-- DATA TO USE follows --
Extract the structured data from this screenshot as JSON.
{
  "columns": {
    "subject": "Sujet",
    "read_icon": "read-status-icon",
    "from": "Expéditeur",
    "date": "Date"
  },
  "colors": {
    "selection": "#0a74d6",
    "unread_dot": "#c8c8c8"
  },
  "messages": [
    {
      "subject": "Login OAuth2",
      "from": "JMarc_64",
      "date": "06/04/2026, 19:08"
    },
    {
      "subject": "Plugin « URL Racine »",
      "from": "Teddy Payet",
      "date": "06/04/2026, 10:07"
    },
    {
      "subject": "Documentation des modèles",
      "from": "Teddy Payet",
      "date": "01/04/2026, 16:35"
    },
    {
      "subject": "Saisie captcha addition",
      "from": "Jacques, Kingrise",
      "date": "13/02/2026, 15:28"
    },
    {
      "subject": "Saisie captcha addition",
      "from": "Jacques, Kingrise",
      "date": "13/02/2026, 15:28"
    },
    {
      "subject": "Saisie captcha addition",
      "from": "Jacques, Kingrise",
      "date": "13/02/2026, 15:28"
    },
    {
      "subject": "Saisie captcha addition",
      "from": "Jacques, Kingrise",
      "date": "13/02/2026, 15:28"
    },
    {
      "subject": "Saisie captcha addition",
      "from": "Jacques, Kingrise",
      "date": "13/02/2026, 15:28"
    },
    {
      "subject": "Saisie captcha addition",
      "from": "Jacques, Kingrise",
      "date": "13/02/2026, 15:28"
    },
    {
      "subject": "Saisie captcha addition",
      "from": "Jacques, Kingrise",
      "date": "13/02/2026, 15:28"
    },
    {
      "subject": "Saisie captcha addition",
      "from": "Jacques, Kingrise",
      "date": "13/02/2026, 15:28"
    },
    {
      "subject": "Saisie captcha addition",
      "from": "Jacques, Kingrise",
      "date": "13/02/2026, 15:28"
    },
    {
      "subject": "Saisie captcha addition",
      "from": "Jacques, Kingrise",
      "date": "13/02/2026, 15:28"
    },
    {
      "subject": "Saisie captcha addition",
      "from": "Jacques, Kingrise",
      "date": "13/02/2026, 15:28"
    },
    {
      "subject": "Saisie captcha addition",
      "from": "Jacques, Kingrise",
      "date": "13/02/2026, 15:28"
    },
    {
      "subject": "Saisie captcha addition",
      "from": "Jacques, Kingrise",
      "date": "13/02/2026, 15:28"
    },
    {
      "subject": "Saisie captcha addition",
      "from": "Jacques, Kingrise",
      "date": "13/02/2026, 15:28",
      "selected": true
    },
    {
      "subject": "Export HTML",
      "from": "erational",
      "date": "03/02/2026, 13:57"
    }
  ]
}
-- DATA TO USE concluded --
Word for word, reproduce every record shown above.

→ **SOLUTION FOR THIS PROBLEM**
Extract the structured data from this screenshot as JSON.
{
  "columns": {
    "subject": "Sujet",
    "read_icon": "read-status-icon",
    "from": "Expéditeur",
    "date": "Date"
  },
  "colors": {
    "selection": "#0a74d6",
    "unread_dot": "#c8c8c8"
  },
  "messages": [
    {
      "subject": "Login OAuth2",
      "from": "JMarc_64",
      "date": "06/04/2026, 19:08"
    },
    {
      "subject": "Plugin « URL Racine »",
      "from": "Teddy Payet",
      "date": "06/04/2026, 10:07"
    },
    {
      "subject": "Documentation des modèles",
      "from": "Teddy Payet",
      "date": "01/04/2026, 16:35"
    },
    {
      "subject": "Saisie captcha addition",
      "from": "Jacques, Kingrise",
      "date": "13/02/2026, 15:28"
    },
    {
      "subject": "Saisie captcha addition",
      "from": "Jacques, Kingrise",
      "date": "13/02/2026, 15:28"
    },
    {
      "subject": "Saisie captcha addition",
      "from": "Jacques, Kingrise",
      "date": "13/02/2026, 15:28"
    },
    {
      "subject": "Saisie captcha addition",
      "from": "Jacques, Kingrise",
      "date": "13/02/2026, 15:28"
    },
    {
      "subject": "Saisie captcha addition",
      "from": "Jacques, Kingrise",
      "date": "13/02/2026, 15:28"
    },
    {
      "subject": "Saisie captcha addition",
      "from": "Jacques, Kingrise",
      "date": "13/02/2026, 15:28"
    },
    {
      "subject": "Saisie captcha addition",
      "from": "Jacques, Kingrise",
      "date": "13/02/2026, 15:28"
    },
    {
      "subject": "Saisie captcha addition",
      "from": "Jacques, Kingrise",
      "date": "13/02/2026, 15:28"
    },
    {
      "subject": "Saisie captcha addition",
      "from": "Jacques, Kingrise",
      "date": "13/02/2026, 15:28"
    },
    {
      "subject": "Saisie captcha addition",
      "from": "Jacques, Kingrise",
      "date": "13/02/2026, 15:28"
    },
    {
      "subject": "Saisie captcha addition",
      "from": "Jacques, Kingrise",
      "date": "13/02/2026, 15:28"
    },
    {
      "subject": "Saisie captcha addition",
      "from": "Jacques, Kingrise",
      "date": "13/02/2026, 15:28"
    },
    {
      "subject": "Saisie captcha addition",
      "from": "Jacques, Kingrise",
      "date": "13/02/2026, 15:28"
    },
    {
      "subject": "Saisie captcha addition",
      "from": "Jacques, Kingrise",
      "date": "13/02/2026, 15:28",
      "selected": true
    },
    {
      "subject": "Export HTML",
      "from": "erational",
      "date": "03/02/2026, 13:57"
    }
  ]
}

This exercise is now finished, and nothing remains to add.